Transforming the biodiversity crisis into opportunity

May 12, 2021

Amphibians are among the most threatened species due to climate change and loss of natural forests.

cocoparisienne on Pixabay

We are witnessing our planet being pushed to its limits. We face a global biodiversity emergency, a climate emergency, and a public health emergency, all stemming from the destruction of nature. Despite our best efforts, nations failed to fully meet a single global target to protect nature in the past decade. The impact of this is permeates our daily lives. It is visible as we watch health systems unravel faced with crushing caseloads from a virus that inflected humans due to increasing wildlife contact. It is written in the faces of school children marching to compel global leaders to take action to mitigate the climate crisis. It is palpable as we watch our planet’s iconic animals face extinction.

We have one last chance to change this story. Scientists agree that if world leaders take dramatic action over the next 10 years, we have the chance to rewrite our future. UN Member States are also requesting action. Over the next year, those representing the 196 Parties to the UN Biodiversity Convention are creating a new global biodiversity framework that will guide action on nature for this decade. The pathway to this major global summit – the UN Biodiversity Conference – restarts this week. For the first time since the COVID-19 pandemic began, governments are meeting formally, for two important virtual meetings from 3 May to 13 June. These meetings will guide the science and implementation for the post-2020 global biodiversity framework.

But how can we ensure that this changes our trajectory? To support nations in their deliberations, this May, UNDP, UN Environment Programme (UNEP) and UNEP World Conservation Monitoring Centre are promoting suggestions based on what we’ve learned through our work over the past decade. Our work connected us to countries with vastly different ecosystems, challenges, and capacities. It helped us to learn what strategies are most effective and what limitations countries face.

We offer four suggestions to support the design and implementation of the post-2020 global biodiversity framework.

  1. Determine prioritized national actions that help address the loss of nature and identify financial support to effectively implement them. National biodiversity plans are generally overambitious, lack prioritization, and do not include a clear financing strategy. Capacity must be built to help governments understand the contributions that nature makes to human well-being and the costs of effectively securing nature to maintain these benefits. It’s necessary to have a global pathway to ensure that resources are available. The UNDP Biodiversity Finance Initiative is having success in selected countries.  
  2. Increase access to data and indicators on nature as a critical step to halting biodiversity loss in the next decade. Despite the increasing availability of data on nature, many countries report difficulties in using it to make policy decisions. We must urgently support governments to establish nationally recognized baselines of biodiversity, against which strategies to protect, manage, and restore nature can be designed, implemented, and monitored. The Biodiversity Indicators Partnership and the UN Biodiversity Lab provide two useful tools.
  3. Heighten consideration of the values that nature provides to people, and the causes of nature’s destruction. Guided by spatial data, governments can identify areas that conserve critical biodiversity while also yielding carbon storage, food, fresh water, and reduced disaster risk. Consensus building exercises can help develop solutions that address nature loss. To help do so, we are working with select countries to identify Essential Life Support Areas.
  4. Develop integrated policies to support achievement of not only the UN Convention on Biodiversity, but also the other Rio Conventions and the 2030 Agenda for Sustainable Development. Few countries are integrating their nature, climate, and development agendas. There is considerable potential to align these national policies and to more effectively coordinate their implementation.

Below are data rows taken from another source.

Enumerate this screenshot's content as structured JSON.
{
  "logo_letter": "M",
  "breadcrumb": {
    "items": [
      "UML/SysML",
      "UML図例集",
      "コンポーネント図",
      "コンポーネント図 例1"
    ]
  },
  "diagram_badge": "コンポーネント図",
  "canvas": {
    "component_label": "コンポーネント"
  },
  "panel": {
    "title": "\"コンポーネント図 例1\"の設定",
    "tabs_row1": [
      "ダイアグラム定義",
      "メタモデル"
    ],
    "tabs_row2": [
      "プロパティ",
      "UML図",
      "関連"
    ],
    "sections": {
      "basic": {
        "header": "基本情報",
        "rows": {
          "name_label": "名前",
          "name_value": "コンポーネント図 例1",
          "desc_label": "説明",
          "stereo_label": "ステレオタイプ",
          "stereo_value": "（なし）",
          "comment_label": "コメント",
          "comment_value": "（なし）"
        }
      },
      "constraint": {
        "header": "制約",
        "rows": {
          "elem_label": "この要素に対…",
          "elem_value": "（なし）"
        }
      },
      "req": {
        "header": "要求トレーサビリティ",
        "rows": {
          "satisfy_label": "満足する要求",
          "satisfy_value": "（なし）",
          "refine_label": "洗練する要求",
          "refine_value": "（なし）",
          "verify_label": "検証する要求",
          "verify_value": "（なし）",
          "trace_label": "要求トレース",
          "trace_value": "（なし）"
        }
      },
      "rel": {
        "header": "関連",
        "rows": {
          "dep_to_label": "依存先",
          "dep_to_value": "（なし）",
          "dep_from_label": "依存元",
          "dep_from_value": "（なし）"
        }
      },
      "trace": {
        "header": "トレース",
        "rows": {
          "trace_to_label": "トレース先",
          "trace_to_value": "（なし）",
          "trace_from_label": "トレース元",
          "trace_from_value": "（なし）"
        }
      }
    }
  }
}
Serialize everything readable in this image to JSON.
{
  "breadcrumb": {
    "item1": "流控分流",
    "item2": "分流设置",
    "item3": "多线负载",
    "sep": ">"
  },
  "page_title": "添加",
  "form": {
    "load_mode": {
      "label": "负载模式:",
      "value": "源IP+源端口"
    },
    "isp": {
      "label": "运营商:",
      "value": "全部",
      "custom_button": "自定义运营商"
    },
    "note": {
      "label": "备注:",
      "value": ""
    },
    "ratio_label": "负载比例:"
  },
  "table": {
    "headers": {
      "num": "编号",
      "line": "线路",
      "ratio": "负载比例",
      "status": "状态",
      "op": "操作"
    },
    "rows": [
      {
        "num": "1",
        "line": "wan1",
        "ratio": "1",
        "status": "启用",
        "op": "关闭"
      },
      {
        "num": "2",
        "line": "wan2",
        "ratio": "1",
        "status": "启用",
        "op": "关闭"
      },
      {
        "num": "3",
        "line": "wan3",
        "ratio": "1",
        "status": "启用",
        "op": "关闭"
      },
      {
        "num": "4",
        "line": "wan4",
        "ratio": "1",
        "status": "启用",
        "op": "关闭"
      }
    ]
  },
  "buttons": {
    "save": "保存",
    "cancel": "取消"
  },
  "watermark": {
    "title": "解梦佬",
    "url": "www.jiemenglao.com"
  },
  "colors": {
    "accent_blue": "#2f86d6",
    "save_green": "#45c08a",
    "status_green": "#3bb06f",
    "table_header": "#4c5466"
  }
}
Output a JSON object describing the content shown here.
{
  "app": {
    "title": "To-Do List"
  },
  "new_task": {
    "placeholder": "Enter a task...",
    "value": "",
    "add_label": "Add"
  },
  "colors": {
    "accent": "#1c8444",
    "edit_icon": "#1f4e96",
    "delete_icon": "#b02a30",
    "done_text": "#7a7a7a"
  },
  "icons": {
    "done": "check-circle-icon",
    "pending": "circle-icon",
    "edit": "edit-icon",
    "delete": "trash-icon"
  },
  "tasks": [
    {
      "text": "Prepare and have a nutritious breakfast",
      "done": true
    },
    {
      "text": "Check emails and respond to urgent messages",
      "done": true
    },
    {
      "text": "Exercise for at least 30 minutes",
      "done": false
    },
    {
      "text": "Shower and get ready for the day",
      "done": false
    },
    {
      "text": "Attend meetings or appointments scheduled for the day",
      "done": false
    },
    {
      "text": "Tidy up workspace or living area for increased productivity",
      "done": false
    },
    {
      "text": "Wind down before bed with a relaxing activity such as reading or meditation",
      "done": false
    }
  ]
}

Our full list of recommendations can be found here. Addressing them will be key to delivering on the recent commitments by nations to halt or reverse biodiversity loss, while also helping to resolve related climate and public health crises. The technical meetings are the first of several events leading up to the rescheduled UN Biodiversity Conference. During them, we will be working alongside nations to shape new global targets for nature, to ensure they can be effectively implemented, and to campaign for protecting the planet we call home.